It's our first real summer day, 75, sunny, with just a hint of the famous Washington humidity in the air (it's not the heat, it's the stupidity!). The closest parking lot is full--hints of foreseen disaster beging to surface--young park worker approaches car, directs us to Parking Lot "C." I am sure this will mean the hinterlands, but it turns out to be OK. We park, ascend the wooden walkway that cleverly leads to the middle of the zoo, right by the Panda Bears. Not that the Panda Bears are there, mind you. They are sort of a phantom exhibit, like many of the "exhibits" at the National Zoo. But it's OK. It is my hometown zoo, it's the only zoo I know and I am very affectionate and protective of it, even if it is probably technically one of the worst zoos in the world. It is still beautiful, tucked as it is, above Rock Creek amid all the abundant, fat green trees of Washington.

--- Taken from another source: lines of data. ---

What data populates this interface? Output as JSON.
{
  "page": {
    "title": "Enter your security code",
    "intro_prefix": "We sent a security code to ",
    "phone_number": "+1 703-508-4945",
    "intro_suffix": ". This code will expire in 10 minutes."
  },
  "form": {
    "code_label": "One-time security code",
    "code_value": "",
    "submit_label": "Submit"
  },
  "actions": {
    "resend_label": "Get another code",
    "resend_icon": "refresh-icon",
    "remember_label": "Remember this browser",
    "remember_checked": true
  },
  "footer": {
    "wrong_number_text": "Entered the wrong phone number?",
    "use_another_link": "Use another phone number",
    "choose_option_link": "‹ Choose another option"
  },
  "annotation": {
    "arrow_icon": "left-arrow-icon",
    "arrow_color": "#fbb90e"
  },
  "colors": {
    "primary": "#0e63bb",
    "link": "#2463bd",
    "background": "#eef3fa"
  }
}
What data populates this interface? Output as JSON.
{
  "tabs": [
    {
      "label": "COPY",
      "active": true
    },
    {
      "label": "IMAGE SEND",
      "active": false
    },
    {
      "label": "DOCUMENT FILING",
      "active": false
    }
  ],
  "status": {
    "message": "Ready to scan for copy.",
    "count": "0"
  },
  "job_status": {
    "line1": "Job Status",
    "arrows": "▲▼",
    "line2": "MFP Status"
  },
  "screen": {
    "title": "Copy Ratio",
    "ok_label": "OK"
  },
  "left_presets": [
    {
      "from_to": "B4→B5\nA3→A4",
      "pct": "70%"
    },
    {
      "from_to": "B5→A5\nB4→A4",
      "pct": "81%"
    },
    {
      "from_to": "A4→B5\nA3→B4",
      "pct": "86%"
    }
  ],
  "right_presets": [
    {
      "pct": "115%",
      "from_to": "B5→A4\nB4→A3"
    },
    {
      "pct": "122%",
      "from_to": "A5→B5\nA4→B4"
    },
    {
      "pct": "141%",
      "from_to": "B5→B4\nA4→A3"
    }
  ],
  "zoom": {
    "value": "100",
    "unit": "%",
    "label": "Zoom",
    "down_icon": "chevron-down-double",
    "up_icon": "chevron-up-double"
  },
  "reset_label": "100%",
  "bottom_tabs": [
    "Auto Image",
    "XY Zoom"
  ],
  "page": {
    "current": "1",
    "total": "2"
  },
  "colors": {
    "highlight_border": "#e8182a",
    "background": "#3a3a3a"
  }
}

We begin the walk up the hill to the elephant park--got to start out with a toddler bang. Everyone can say "elephant," everyone is Very Excited. We get there and the elephants are actually there! Caked in yellow mud, eating..."What are they eating Ian?" "Hay!" "That's right!" Daisy stands up in her stroller. "Do you see the elephants!" She shakes her head and smiles. Next, on to the giraffes! Oh, that "exhibit" seems to be under construction too. No giraffes. Unbelievably, Ian doesn't freak out and we move on. "Do you guys want to see the seals???" "Yes!" I love walking to the seal area, it's down a hill, deep into the wooded landscape, all cool and damp. We come to a very small pond with a couple of rocks in it and Daisy stops stock still, puts down her sippy and says, like Marilyn Monroe, all girly, sultry and reverent, "Woooow." This is why toddlers are fun, because an empty pond is just as exciting as a gigantic Asian elephant. Then we come to two scruffy, bored, depressed, once-majestic eagles. And it's on to my favorite exhibit, the seals and sea lions. We come to Mr. Seal first, who is a crusty, lumpy, misshapen old guy who makes the same diagonal trajectory in the water over and over again. "Ian! Do you see the seal!!!!" Ian stands, against the glass wall overlooking the chlorine pool, and watches the greenish creature with a surface like the moon slice through the water with an unlikely grace. He silently observes the seal. Then he says, "I love him."
We move on to the sea lion who is lying in an alarming sort of dead bloated way on a rock. He langorously raises a fin(?), and that's when I know he's alive. All the strollers are parked in a semicircle around the stone steps of the amphitheatre that surrounds the blue sea lion pool. Daisy walks up to a sparrow on the steps and marvels at it. She turns to look at me, delighted. A sparrow! "Hi birdie!" We swerve up one of the terraced walkways toward the lion's den. Toddlers about Ian's age (I have noticed) have a weird instinctual fear of the big cats. They know they are not fun, fuzzy animals lying harmlessly in the sun. He gets a little apprehensive when I lift him up to observe them. I remember my nephew pulling back the same way. I put Daisy back in the stroller and Ian says, "You ready to go home now, Mommy?" And I say yes. He says, "It's time for lunch. How 'bout macaroni and cheese?" OK. Let's go to the car. And then go home and gloat to Daddy about our lovely outing. "Goodbye lions!!!"
Cynicism is another word for reality